Discarded Documents Ripe for Identity Theft

Last year, the Alexandria Police Department investigated more than 100 cases of identity theft and dozens of other white-collar crimes. David Harris understands why.

Harris, an Alexandria resident, went to the city's recycling center on Wheeler Avenue on Jan. 14 to recycle some cardboard boxes. As he and his wife drove up to the bins, they saw several large boxes of material stacked outside the recycling containers.

"It was really pretty annoying because they were in our way," Harris said. "We got out of our car and went to see what they were."

They turned out to be large boxes containing promotional material for hotels and at least three boxes of client records.

"These client records contained travel itineraries, names, addresses, credit card numbers, expiration dates and the cost of the hotels," Harris said. "The tops had come off the boxes, and some of these sheets were simply lying on the ground for anyone to collect. I thought that this was a perfect opportunity for someone who was up to no good to take advantage of these people who had no idea that their personal information was being treated so carelessly."

HARRIS COLLECTED several of the sheets and took them home with him. He sent copies to The Gazette. "I have been a victim of credit-card theft, so I understand what can happen," Harris said. "My wallet was stolen in Italy, and within two hours, someone had charged more than $1,000 to my credit card. We have to do things to protect our credit cards, but businesses need to take precautions to protect our privacy, as well."

The business is JDB Associates Ltd. (Hotels and Resorts Marketing). Stephen Baer and his wife own JDB Associates on North Alfred Street. "This certainly is not the way we handle client records," Baer said. "We have been moving from one office to another and took several boxes of old brochures to the recycling center. My guess is that some old records got mixed in with the brochures that we were disposing of. That's the only thing that makes any sense."

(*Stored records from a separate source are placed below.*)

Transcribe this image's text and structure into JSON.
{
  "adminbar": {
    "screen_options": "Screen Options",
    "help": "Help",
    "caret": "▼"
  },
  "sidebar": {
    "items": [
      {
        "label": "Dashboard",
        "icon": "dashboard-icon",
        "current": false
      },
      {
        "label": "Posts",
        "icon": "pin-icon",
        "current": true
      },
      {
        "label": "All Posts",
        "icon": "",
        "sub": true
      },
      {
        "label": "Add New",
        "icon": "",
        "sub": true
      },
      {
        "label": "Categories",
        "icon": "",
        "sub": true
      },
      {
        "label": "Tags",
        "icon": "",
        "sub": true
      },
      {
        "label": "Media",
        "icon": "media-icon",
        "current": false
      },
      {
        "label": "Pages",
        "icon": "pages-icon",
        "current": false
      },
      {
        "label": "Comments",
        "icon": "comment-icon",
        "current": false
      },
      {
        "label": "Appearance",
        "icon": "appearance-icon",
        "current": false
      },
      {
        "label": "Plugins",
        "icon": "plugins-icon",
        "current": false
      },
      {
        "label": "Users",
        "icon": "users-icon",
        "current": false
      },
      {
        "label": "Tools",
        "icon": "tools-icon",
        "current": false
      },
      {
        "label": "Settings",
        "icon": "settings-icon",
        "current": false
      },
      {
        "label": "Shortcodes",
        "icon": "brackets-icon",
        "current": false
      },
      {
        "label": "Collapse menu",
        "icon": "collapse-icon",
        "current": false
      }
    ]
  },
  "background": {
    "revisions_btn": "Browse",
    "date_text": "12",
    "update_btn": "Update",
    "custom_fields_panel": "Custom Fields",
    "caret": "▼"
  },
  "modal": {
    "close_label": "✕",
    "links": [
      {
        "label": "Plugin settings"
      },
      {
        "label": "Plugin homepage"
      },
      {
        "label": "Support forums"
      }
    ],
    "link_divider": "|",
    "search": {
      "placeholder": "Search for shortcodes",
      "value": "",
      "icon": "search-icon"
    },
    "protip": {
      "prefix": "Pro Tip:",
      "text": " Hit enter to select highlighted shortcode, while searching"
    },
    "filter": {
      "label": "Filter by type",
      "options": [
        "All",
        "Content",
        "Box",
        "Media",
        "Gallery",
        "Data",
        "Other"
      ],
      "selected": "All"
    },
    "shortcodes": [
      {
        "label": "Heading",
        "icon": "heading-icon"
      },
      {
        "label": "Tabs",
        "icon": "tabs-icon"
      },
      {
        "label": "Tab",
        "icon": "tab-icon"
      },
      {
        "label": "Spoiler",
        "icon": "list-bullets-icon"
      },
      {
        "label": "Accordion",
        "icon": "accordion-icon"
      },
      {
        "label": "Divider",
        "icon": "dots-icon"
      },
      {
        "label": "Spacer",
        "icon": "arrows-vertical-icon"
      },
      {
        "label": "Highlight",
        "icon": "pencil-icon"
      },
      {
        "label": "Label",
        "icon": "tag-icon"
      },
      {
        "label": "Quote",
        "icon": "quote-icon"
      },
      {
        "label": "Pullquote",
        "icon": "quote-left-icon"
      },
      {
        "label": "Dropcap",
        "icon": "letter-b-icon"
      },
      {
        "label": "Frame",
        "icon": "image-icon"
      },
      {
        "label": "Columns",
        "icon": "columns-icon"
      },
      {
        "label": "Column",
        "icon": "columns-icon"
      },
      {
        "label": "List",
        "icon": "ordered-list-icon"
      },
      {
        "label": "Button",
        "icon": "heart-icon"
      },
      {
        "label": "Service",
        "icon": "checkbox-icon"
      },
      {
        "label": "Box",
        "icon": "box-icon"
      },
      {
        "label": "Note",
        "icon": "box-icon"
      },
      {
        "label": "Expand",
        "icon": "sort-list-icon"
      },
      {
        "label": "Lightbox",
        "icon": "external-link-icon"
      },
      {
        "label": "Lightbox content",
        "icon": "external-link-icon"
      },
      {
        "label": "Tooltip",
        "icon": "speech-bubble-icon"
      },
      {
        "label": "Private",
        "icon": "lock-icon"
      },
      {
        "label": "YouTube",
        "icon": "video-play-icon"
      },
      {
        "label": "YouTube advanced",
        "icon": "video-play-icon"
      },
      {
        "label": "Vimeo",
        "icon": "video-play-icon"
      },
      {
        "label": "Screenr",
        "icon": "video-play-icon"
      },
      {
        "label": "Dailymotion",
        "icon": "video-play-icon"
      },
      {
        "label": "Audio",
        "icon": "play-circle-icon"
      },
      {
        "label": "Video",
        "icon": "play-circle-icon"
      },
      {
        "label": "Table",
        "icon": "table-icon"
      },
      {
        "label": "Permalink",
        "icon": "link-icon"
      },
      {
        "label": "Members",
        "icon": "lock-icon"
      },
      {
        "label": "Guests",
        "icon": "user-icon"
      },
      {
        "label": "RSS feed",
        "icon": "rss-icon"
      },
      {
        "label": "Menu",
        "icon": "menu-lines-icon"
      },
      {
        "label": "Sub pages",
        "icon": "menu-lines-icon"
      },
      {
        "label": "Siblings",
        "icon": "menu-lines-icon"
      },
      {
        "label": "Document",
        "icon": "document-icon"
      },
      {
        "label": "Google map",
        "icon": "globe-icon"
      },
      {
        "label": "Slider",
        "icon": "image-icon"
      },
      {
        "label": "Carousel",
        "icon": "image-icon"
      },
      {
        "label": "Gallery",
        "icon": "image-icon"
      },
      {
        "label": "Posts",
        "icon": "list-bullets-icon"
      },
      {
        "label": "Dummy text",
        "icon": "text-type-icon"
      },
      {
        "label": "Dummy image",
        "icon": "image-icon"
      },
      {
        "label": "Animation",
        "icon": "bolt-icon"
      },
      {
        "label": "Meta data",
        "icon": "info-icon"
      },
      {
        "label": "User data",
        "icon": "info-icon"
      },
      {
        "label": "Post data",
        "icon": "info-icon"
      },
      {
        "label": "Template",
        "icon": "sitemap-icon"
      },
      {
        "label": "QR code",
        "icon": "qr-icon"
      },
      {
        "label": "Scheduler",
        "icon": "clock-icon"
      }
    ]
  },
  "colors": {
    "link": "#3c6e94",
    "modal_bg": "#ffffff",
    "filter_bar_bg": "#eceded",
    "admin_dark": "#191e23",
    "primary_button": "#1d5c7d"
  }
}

According to police spokesman Amy Bertsch, the company's owner acknowledged the mistake and would welcome someone from the police department to come in to talk to personnel about identity theft and ways to prevent it. "He was very responsive to that suggestion," said Bertsch.

Jennifer De Long, director of the city's recycling programs, noted, "Many small businesses use the recycling center on Wheeler Avenue. As a matter of fact, more businesses use that facility than do residents. We encourage small businesses to shred documents, place shredded material in clear plastic bags and then place the plastic bags in the open recycling containers. Most businesses do this."

Sgt. Robyn Nichols, supervisor of the white-collar crimes unit with the Alexandria Police Department, said she has five detectives who are kept busy investigating these types of crimes.

"This is exactly the type of incident we want to prevent," Nichols said. "Businesses have a responsibility to protect their clients’ personal data. Shredders are not that costly and should be used on all documents that contain personal information."

NICHOLS HAD SOME advice for consumers as well. "Don't leave bills in open mailboxes. If you cannot place them in a locked mailbox, take them to the post office. Also, don't have your Social Security number or telephone number printed on your bank checks. Get a control number from the Department of Motor Vehicles as your driver's license number, instead of using your Social Security number. Don't throw away bank or credit card receipts without shredding them," she said.